Pedestal: The pumping engine of any pedestal sump pump rests atop a column, and the base of the column sits within the sump pit. The column is around two to three feet high, so the pump motor rests above the floor. Since the pump rests above the water, it should be moisture resistant, although not completely waterproof like a submersible pump.
Battery & Runtime Of Sump Pump Battery Backup
Battery backup sump pumps operate on 12-volt, acid-free batteries. Some manufacturers advise a battery that is marine rated, which could mean it will withstand moisture better than a regular 12-volt battery power. A 12-volt battery’s power can vary from 40-amp hours to 80-amp hours or more, with 75 amp hours the most common. The bigger the amp-hours, the better the battery power and the longer the backup pump will go. How rapidly a battery runs down is determined by how much water enters the sump pit and how frequently the pump should cycle to pour it out.
For instance, if a backup sump pump cycles after every four minutes & most pumps out 1.5 gallons with every cycle, a 40-amp-hour electric battery could last 32 hours, while a 120-amp-hour battery may last better than 96 hours. Nevertheless, in case the pump cycles each second, the 40-amp-hour battery’s runtime will drop to around eight hours, and also, the 120-amp-hour battery will last better than 24 hours.
Yet another aspect enters the scene: After four or maybe five years, a 12-volt battery will begin to shed several of its power to support a charge. What this means is that an old battery is going to have much less runtime. Deciding on a strong battery—and changing that battery every four or five years—will be the better option for maintaining the basement free from unnecessary water.
Gallons Per Minute

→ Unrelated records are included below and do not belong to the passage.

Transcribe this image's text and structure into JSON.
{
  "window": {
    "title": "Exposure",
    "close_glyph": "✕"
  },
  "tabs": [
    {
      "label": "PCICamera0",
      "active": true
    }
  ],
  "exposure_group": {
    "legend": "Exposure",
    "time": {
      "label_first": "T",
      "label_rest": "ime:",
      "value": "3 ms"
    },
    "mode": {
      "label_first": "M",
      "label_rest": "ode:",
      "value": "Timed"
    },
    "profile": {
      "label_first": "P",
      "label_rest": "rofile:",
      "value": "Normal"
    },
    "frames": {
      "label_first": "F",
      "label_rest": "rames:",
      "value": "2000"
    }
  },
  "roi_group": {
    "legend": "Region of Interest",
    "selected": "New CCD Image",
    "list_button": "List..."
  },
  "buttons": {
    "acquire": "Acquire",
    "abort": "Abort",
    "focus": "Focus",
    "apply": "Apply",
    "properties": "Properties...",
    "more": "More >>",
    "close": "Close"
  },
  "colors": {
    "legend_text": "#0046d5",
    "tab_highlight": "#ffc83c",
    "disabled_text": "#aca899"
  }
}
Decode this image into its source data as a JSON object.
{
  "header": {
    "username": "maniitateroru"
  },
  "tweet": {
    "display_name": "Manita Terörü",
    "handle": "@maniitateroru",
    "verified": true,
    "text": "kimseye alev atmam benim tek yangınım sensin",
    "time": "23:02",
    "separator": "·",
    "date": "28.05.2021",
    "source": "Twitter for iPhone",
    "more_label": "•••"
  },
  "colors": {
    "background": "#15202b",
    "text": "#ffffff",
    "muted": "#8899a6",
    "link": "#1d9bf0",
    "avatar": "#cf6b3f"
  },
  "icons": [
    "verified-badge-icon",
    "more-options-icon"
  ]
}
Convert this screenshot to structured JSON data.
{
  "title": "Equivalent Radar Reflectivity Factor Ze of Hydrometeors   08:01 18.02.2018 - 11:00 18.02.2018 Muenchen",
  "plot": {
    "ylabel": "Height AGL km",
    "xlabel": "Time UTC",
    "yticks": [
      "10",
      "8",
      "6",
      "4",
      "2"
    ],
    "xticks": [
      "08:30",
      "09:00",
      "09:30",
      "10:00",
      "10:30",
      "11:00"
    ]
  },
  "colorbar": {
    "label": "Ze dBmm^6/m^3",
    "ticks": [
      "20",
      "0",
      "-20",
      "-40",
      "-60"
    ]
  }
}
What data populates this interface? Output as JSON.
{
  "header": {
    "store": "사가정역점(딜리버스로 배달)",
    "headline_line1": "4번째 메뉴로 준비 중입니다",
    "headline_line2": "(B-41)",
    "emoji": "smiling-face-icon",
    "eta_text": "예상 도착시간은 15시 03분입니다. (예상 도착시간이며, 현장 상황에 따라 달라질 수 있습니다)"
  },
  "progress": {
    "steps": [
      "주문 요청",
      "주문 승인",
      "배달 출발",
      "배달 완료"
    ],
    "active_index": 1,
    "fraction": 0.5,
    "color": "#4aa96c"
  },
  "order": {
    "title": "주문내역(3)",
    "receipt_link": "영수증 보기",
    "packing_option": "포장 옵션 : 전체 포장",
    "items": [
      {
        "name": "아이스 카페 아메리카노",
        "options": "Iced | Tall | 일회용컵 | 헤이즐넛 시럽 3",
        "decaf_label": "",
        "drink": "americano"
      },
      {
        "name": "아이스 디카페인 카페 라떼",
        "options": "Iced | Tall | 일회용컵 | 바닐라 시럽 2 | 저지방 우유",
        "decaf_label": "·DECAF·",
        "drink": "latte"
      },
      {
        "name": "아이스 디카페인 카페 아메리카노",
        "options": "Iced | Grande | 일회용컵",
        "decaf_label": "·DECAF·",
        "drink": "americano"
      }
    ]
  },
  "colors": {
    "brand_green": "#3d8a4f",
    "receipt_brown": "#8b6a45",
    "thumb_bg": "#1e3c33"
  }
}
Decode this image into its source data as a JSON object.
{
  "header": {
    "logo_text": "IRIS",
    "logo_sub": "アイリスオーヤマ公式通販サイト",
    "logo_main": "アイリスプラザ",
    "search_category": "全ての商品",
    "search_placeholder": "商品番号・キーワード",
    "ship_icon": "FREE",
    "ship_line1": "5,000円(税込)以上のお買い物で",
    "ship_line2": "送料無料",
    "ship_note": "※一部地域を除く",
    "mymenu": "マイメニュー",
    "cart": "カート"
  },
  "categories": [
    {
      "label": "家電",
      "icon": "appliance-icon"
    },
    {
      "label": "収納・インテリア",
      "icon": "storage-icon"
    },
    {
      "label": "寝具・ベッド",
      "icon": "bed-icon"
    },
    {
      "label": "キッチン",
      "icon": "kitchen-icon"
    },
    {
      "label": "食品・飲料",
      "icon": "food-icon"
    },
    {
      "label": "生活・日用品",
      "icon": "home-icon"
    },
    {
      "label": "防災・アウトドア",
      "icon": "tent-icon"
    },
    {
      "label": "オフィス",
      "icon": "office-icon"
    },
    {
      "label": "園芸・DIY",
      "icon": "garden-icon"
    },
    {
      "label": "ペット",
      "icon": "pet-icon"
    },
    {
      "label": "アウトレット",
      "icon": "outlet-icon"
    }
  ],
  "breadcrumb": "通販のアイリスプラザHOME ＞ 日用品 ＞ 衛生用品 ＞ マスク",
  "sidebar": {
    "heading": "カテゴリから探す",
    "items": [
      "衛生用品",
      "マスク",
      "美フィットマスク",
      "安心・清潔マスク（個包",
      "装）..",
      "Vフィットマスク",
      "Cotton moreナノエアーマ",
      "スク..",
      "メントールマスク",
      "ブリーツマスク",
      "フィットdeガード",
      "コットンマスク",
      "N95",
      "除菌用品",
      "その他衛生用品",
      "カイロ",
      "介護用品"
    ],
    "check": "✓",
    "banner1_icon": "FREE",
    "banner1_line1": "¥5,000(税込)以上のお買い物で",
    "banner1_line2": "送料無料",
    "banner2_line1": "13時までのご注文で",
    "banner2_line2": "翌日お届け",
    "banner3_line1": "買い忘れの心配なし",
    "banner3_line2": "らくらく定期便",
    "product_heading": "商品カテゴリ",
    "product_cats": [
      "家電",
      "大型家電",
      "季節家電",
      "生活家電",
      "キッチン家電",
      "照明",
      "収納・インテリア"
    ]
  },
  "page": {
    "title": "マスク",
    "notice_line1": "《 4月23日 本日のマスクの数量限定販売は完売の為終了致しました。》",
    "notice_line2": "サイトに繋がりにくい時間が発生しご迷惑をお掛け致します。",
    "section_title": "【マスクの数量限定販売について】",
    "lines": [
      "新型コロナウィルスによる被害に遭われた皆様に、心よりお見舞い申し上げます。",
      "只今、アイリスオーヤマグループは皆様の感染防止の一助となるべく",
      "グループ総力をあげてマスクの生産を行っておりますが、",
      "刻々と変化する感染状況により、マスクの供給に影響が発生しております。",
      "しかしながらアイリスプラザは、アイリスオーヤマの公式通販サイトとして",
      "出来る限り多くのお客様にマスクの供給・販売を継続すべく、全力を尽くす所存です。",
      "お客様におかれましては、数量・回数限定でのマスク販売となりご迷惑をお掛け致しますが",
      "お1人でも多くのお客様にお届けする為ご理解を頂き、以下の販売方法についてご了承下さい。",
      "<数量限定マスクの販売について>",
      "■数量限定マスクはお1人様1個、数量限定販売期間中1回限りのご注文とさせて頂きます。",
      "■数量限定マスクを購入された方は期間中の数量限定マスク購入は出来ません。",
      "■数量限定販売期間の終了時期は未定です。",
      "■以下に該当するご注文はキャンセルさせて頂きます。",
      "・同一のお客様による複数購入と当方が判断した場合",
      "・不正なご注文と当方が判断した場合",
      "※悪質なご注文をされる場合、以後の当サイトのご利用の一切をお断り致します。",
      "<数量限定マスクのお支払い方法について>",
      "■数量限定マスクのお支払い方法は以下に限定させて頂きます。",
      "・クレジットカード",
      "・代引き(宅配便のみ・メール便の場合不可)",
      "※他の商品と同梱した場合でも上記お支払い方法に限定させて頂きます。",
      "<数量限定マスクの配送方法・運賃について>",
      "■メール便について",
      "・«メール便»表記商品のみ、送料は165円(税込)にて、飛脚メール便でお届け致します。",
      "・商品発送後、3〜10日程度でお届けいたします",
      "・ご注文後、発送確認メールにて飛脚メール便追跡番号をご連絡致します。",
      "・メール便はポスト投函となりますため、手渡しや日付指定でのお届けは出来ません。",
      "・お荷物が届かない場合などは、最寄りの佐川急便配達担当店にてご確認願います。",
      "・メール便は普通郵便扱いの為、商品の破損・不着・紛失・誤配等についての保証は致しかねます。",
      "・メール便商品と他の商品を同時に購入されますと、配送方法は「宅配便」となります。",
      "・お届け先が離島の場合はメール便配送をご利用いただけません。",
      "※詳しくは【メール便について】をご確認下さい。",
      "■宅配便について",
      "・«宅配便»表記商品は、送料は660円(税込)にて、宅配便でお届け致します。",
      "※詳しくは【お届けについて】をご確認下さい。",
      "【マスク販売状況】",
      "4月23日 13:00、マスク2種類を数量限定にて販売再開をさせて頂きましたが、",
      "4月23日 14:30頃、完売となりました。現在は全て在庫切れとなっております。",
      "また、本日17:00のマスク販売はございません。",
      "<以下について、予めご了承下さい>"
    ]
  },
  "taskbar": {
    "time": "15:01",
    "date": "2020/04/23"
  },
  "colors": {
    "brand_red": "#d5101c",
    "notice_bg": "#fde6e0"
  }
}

Also referred to as its capacity, a backup sump pump’s gallon-per-hour (GPH) rate estimates the optimum amount of gallons it can pour out within one hour when the power supply is fully charged. This quantity generally appears on the pump’s label or in its product description, and it is directly associated with the power (measured in horsepower) of all of the pumps. Most backup sump pumps are going to remove a typical of 1,800 to 2,000 GPH with a 10-foot lift, which suggests they’re able to pour much water to a height of ten feet, and that is the standard level needed to eliminate water from below a cellar to the ground level.
Easy Installation Of The Sump Pump Battery Backup
Installing a battery backup sump pump is not a tough task. It takes simple plumbing methods; most communities need a licensed plumber to finish the setup. Consult your local building authority for the regulations in your area.
The simplest type of backup pump to put in is a combination unit, consisting of both the main pump and a backup pump nested together. Because the two pumps come attached, there is simply no requirement to splice the drainpipe to put in the second pump.